Join us for a special one-time screening of two films relating to LGBTQ life in the 1980s. The films will be screened on November 30, 2023, in recognition of World AIDS Day the next day. The films tell stories of people dealing with situations that were, at that time, not well-understood and not well-accepted. All ticket proceeds will be donated to the Covenant House, Inc., of Charleston to support their mission.
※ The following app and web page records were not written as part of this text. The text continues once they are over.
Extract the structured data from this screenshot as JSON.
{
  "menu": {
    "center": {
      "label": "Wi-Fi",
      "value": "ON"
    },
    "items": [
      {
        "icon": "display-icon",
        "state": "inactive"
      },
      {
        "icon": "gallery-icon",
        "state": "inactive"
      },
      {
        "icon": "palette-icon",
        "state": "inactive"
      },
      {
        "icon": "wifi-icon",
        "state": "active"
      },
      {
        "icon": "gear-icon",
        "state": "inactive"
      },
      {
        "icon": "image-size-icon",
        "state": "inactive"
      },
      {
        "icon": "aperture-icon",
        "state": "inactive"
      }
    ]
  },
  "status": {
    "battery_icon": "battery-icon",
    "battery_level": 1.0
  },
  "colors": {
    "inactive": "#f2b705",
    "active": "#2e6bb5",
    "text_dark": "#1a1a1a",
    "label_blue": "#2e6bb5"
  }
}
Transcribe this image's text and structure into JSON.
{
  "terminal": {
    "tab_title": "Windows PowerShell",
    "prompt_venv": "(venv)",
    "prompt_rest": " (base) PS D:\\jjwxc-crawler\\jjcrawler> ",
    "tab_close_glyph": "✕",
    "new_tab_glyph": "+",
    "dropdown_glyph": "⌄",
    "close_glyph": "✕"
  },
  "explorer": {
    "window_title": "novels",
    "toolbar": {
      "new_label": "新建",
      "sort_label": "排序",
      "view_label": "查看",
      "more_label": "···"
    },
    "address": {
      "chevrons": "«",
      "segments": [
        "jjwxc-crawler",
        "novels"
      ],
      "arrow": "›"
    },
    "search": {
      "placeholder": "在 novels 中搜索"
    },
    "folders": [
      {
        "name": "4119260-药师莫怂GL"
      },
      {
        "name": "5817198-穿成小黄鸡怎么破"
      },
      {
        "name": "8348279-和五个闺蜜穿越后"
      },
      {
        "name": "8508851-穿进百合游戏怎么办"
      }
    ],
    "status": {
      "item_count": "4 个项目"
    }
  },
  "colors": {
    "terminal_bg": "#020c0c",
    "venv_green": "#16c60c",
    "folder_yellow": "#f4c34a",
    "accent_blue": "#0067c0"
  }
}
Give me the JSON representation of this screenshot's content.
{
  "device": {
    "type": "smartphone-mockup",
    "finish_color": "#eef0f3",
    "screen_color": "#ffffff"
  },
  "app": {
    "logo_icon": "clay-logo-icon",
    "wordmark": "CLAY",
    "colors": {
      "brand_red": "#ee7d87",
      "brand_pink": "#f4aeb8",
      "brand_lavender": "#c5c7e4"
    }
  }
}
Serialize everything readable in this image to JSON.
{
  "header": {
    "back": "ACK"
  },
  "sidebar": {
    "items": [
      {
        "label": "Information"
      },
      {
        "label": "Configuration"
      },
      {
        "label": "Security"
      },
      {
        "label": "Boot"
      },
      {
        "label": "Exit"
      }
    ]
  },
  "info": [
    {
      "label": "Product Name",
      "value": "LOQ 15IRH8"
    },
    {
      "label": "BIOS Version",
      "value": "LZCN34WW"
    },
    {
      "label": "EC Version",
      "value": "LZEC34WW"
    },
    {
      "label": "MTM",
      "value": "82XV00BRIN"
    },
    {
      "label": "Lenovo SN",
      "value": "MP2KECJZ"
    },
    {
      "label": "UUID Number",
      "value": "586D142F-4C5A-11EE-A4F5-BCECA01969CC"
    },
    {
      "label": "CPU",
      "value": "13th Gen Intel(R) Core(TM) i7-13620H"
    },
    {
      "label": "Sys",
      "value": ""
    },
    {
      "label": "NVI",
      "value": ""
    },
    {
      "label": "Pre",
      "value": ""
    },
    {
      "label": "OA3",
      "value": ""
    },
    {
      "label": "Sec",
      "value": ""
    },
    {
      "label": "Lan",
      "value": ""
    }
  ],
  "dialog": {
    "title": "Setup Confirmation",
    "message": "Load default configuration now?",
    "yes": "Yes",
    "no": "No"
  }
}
We welcome attendees to stay for a short discussion after the screening with experts in HIV and AIDS in West Virginia.
7:00pm – Communication from Weber (1988, 14m) – This award-winning cult short film will be shown publicly for the first time since the WVIFF held a retrospective of director Bob Gates soon after his death in 2013. Communication from Weber tells the story of Sabina (Albert David Weber), a self-described “radical, full-time third-sex-role transgender person,” according to a 1998 article covering Gates’s films. The film was as ahead of its time as its subject, who died in 1981. Communications got positive reviews and mentions in the L.A. Times and Village Voice. This is a rarely-seen West Virginia cult film that is not to be missed.
7:15pm – Buddies (1985, 81m) – The first film ever made about the AIDS crisis was made for under $30,000, by a filmmaker most known for making pornography. But what the film lacks in flash and star power, it makes up for in writing, emotion, and a yearning to be heard and seen that comes through in the film. Buddies was made at a time when the crisis was being severely felt in LGBTQ communities in large cities, but largely ignored by mainstream press and policymakers. The film was written, filmed, and produced during a time when President Reagan had never even mentioned AIDS; it was released just three days after his first public utterance about the disease.